  9. Next episode is up! This one contains better audio, and even more cuts. These are getting down to 10-15min at most. Please let me know your comments!
  10. Episode 6 is up! These episode are now only around 20 minutes edited from 1 hour long sessions.
  11. Hey everyone, you can see my progress on my Youtube channel. I've got nearly the whole thing notated by now, and I definitely pull out the stops on this one towards the end. Every see Prince of Egypt where the red sea is parted? Yeah..kinda like that. (thought that episode hasn't happen quite yet)
  12. Yup, can definitely say the latter is most important, which is why I'm a crazy gear/VST head.
  13. That is StaffPad. Thank you for watching. if you have suggestions to make future episodes better let me know.
  14. Also the per minute thing isn't something that usually directly quoted. it's more of a gauge for you to figure out if what they offered is workable. Often times you come up with a flat rate for the project, or per track. Though the per minute model could be a way to advertise your services. I try not to use it as a AAA project would definitely need to pay more vs. an indie developer as they have higher budgets.
  15. This isn't a question of composition or production half the time. It's knowing what to write. Most devs don't even want to TELL you what to write. They want you to figure it out youself. Some are a bit more picky and micromanage, but the two projects I've had I'd just write something and they'd say if it fits or not, etc. If you're being paid per product minute, that generally is you being the musician of the project. Not just you writing a track that might fit the game, but you writing music that fits that game like a glove.
  16. Hi there! I joined the Terranigma OST project a while ago and now am getting into the thick of it, so I decided to make a video series doing this, starting from the most valuable stage, notation. In this video I utilize StaffPad, which has been extremely help. I'll be using StaffPad until all the main notes are jotted down, and then move on to sequencing. Let me know what you think!
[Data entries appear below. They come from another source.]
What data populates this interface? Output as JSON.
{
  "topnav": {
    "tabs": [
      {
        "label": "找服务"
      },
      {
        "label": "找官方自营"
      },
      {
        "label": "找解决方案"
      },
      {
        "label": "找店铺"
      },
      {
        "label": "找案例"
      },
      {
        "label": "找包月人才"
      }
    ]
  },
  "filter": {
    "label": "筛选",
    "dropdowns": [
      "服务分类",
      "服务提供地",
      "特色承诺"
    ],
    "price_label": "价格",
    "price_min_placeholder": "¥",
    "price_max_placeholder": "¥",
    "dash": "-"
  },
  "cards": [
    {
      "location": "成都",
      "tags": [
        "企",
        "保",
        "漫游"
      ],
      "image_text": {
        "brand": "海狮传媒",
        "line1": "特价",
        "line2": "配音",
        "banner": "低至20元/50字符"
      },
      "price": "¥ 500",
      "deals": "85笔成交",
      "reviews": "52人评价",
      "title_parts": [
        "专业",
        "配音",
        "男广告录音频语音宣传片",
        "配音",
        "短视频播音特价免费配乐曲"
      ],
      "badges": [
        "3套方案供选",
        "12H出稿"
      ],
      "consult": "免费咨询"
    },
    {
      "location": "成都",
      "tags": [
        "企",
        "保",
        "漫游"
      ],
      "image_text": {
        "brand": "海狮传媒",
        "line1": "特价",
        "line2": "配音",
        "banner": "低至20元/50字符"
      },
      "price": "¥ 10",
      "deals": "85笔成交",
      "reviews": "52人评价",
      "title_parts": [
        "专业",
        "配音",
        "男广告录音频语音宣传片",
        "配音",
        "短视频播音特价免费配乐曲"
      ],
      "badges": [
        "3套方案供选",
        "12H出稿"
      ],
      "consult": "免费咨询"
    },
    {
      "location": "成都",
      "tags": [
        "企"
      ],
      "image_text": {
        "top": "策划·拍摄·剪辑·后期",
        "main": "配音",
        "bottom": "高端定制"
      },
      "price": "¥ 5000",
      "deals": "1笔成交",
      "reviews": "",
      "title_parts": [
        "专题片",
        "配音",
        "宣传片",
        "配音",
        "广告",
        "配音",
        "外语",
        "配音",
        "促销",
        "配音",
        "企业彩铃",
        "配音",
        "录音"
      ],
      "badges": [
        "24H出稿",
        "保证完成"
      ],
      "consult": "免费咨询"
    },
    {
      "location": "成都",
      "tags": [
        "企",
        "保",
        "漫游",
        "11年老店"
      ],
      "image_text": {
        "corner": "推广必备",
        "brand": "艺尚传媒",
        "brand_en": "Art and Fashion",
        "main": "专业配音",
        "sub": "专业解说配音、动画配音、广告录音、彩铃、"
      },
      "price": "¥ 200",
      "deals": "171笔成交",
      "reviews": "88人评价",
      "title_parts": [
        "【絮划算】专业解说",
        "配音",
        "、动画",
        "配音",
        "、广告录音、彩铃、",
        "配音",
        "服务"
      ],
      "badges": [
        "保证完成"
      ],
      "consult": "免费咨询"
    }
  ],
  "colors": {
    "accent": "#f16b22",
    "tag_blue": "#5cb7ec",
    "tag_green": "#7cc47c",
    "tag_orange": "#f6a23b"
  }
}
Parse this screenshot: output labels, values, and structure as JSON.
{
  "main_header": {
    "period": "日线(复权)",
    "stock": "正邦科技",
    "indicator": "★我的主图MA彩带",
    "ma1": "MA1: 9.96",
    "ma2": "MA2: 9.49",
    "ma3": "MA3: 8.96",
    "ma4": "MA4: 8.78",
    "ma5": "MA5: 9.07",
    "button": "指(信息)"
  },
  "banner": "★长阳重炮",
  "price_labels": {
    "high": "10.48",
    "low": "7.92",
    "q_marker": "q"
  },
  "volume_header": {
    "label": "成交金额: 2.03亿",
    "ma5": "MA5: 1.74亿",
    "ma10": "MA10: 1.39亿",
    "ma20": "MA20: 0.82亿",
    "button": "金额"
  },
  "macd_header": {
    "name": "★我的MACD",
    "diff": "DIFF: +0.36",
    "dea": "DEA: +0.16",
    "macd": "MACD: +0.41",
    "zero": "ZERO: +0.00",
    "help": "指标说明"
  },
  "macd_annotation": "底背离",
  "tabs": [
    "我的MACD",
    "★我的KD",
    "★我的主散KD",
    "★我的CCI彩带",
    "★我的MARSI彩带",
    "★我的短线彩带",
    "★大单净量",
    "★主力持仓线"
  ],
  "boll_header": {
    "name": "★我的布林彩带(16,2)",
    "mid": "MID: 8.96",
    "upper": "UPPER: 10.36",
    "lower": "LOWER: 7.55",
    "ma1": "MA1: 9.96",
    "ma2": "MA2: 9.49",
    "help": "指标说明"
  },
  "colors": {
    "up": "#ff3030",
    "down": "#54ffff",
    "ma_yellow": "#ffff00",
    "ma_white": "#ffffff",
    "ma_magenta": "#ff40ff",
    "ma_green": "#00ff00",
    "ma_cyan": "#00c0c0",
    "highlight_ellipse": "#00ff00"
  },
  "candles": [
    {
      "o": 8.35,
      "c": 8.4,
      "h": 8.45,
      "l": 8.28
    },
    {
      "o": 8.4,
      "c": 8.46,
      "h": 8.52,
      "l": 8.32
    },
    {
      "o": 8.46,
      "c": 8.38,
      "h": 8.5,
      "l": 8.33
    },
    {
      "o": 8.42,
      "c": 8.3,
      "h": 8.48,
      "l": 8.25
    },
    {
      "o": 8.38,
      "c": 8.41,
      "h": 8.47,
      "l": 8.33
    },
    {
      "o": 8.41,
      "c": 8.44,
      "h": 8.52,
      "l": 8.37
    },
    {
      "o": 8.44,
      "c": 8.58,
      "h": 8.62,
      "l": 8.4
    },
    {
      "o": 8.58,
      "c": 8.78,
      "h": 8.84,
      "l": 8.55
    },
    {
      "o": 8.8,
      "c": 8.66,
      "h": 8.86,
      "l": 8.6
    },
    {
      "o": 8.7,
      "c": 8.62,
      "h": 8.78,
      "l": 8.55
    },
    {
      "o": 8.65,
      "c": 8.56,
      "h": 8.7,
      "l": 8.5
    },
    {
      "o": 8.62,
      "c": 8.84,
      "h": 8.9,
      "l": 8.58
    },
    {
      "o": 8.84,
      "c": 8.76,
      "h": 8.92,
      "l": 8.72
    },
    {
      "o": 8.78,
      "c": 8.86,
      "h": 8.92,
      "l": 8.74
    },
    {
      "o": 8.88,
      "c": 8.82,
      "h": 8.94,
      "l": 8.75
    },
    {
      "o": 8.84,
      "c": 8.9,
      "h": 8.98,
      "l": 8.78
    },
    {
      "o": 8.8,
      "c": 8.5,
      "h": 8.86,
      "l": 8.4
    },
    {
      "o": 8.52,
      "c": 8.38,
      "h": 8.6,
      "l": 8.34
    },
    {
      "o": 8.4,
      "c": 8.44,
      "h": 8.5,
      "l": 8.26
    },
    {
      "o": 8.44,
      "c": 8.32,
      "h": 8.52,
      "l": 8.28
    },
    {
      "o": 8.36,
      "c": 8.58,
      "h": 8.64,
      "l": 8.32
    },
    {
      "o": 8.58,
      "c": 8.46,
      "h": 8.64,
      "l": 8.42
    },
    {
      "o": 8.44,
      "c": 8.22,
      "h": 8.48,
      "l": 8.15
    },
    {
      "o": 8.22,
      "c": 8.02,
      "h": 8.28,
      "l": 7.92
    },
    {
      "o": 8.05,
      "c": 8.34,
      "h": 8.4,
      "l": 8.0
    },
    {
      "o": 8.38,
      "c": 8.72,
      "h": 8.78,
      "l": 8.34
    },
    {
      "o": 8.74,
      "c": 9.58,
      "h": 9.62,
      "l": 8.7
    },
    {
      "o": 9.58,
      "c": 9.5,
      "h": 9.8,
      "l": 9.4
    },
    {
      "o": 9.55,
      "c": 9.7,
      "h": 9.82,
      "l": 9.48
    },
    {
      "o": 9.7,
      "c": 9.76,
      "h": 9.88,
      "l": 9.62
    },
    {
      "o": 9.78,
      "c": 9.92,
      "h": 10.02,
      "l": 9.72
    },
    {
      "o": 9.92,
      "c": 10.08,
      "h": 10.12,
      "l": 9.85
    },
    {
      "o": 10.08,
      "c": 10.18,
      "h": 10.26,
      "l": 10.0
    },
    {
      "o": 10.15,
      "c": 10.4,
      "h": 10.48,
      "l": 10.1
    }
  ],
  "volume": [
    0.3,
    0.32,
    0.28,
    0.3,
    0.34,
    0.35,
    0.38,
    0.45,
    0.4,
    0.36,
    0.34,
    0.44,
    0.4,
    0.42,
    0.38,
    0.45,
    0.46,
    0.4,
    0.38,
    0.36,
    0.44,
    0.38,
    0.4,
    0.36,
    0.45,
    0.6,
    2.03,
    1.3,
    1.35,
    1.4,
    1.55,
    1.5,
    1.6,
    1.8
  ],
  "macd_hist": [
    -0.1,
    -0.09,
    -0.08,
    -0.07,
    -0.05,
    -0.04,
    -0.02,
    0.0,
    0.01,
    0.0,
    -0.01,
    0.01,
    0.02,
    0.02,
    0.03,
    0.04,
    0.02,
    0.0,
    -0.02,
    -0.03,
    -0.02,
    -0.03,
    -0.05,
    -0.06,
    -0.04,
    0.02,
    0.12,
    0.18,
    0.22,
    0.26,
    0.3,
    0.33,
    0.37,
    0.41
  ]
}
  17. It's not hard to get a movie gig (as in ANY kind of movie with ANY budget). It's just whether you are paid for it that's tough. There are a ton of college projects out there looking for composers, but no budget. It's a sound way to start. It's how I did. Not to mention Youtubers look for that as well, but it's harder due to the competition of music libraries.